A Sad, Infuriating Spectacle
My experiences with the new anime Fractale began innocently enough with this article in the Asahi Shimbun (official romanization; ‘shinbun’ in text but ‘shimbun’ as spoken in Tokyo dialect).
Long story short, director Yutaka Yamamoto sees a glut of formulaic “moe” anime that directors like himself are pressured to make because that brings in reliable dollar bills, like “the formula” in romance novels or “the formula” in action movies. He thinks this has made creators not want to work in Japan and has led to a critical shortage of real creators. So, he looks to China and Korea for creativity, since Japan is a dry fossil (or more so).
Late in the article, Fractale is mentioned. He’s pitching this towards non-anime fans and people who were once fans and who have dropped out of anime.
So then I watched it, and…
Fractale: Miyazaki Clone
I don’t write these words lightly, but good God, people!! This is a Miyazaki clone.
The French cultural influences (police are “securite”).
It goes all the way down to specific behavioral mannerisms and specific dialog styles.
It walks like a clone, it quacks like a clone… it’s a clone.
I don’t have time to put down links for all this stuff, but go and Google, oh, Nausicaa, Kiki’s Delivery Service, Porco Rosso, Spirited Away, Princess Mononoke and things like that. Oh, and Totoro. You can find a Wiki on the director himself and his famed style here.
The only thing Fractale is doing differently is in that some sort of holographic people vibe and pieces of advanced computer technology (in a world that looks rural 1910 otherwise) takes the place of where Miyazaki himself would use magic, or spirits, or some other fantastical element.
This is creativity? This is a revival of Japan’s anime industry?
I mean, yeah, I can see how people who saw Totoro as a kid and haven’t seen a thing since might find this nostalgic but… man.
Anyway, this story has a third act.
Americans: No Fractale For You
Hitotsu! Funimation was supposed to air a translated simulcast of Fractale for American audiences before even most of Japan would get to see it. (That’s not hard – outside the Tokyo area, Japanese viewers might have to see it on satellite, with an up to 40 day wait.)
Hitotsu! (Explanation of term & use) So English fansubbers ripped Fractale episode 1 off the stream (that is, the Funimation stream) and illegally distributed it.
Hitotsu! Even as Funimation puts its anti-piracy team in motion, the Fractale production committee hereby declares: since this episode is in the wild, you have let us down, Funimation, and you may not broadcast this anymore. So there.
Americans, no Fractale for you.
Unless, of course, you pirate it.
Aside from obvious jabs I could make, like referring to Ahab and certain white whales, I see a trend here.
Now, there’s no question that the Fractale creators have every right to do this, as self-destructive and childish as it may be. If I thought that harr harr harr, a pirate’s life is for me, I’d fansub myself. I’m a more than good enough translator. I don’t. It’s not legal. I don’t lend any support to it… and I know legitimate translators, too.
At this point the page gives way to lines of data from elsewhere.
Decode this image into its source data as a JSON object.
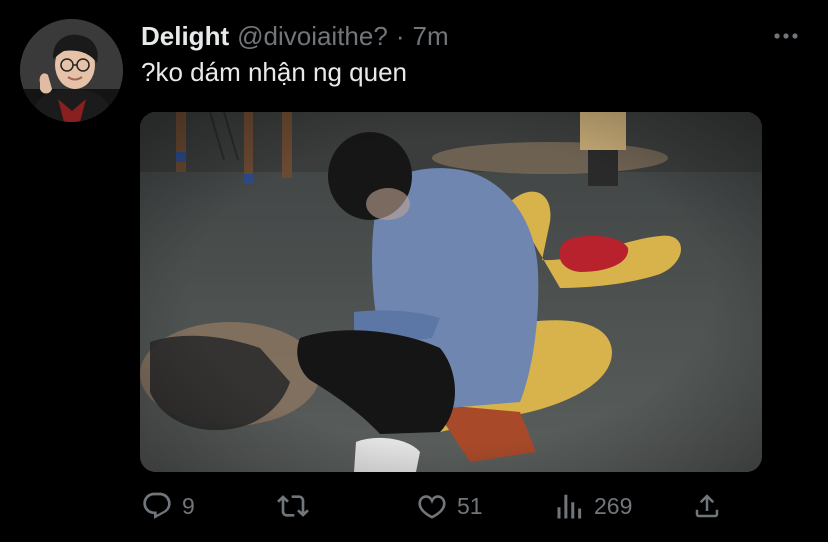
{
  "tweet": {
    "display_name": "Delight",
    "handle": "@divoiaithe?",
    "separator": "·",
    "timestamp": "7m",
    "text": "?ko dám nhận ng quen",
    "avatar_icon": "profile-photo",
    "media_icon": "playground-photo"
  },
  "actions": {
    "reply": {
      "icon": "reply-icon",
      "count": "9"
    },
    "retweet": {
      "icon": "retweet-icon",
      "count": ""
    },
    "like": {
      "icon": "heart-icon",
      "count": "51"
    },
    "views": {
      "icon": "views-icon",
      "count": "269"
    },
    "share": {
      "icon": "share-icon"
    }
  },
  "colors": {
    "background": "#000000",
    "text_primary": "#e7e9ea",
    "text_secondary": "#71767b"
  }
}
But that’s not the point.
Here we have, at the drop of a hat, a complete banning of the anime for Americans. I mean, what, they didn’t think piracy takes place? Do you think Japanese viewers in non-Tokyo areas typically wait 40 days to see these shows? Do you? They have ultra high speed internet in spades in that country, and Japanese people are not shy about using it, but the studios aren’t demanding a crackdown on that.
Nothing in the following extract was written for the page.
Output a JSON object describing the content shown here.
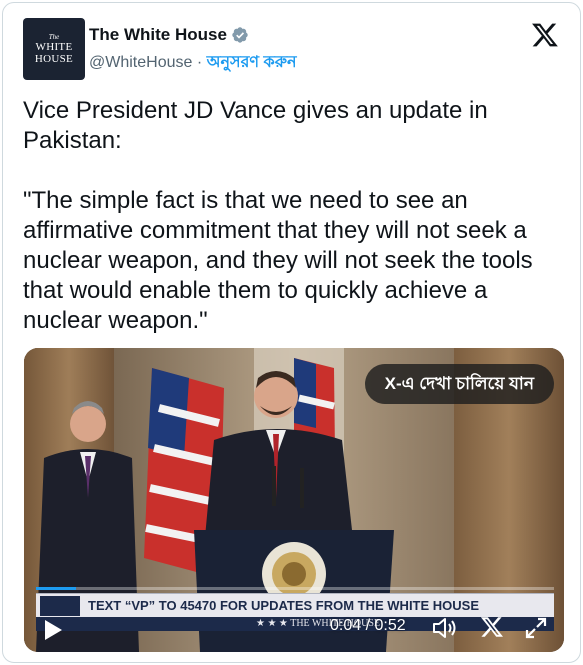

Perhaps Director Yamamoto is so focused on a revival of the Japanese anime industry that he really did not take much convincing to decide that Americans should not be privileged to watch his show. If so, that’s a terrible message to send to the rest of the world.
Americans are not the bad guys here. The people who were legitimately logging onto Funimation’s website to view a professional localization of a new anime with high billing, not least of which from Director Yamamoto himself, should not be punished because unrelated people decided to pirate. It isn’t grounds for a temper tantrum. Everyone else’s stuff gets pirated too, but they understand that they are conducting a business.
Singling out Americans is not sound business, nor is it just.
Maybe We’re Not Missing Much
I appreciate what this guy’s trying to do, but I’ll say it again: it’s a Miyazaki clone. It reeks of clone-ness. You can’t impress a serious appreciator of Japanese culture by cloning and calling it originality. In fact, my appreciation makes my ability to call a clone a clone, all that much more refined.
So my sympathy is out the window.
Context: Yamamoto publicly chewed out his own employer when he was working on Haruhi (yes it was about the Endless Eight reality loop, but still), and he was fired when working on the very moe Lucky Star. So he’s a known malcontent. Perhaps the fact he’s been hired again proves what he said about a lack of creators to be true, otherwise he’d never get any work in Japan again.
I just wish he’d stuff this attitude in his pocket.
Creation, good. Tantrum, bad.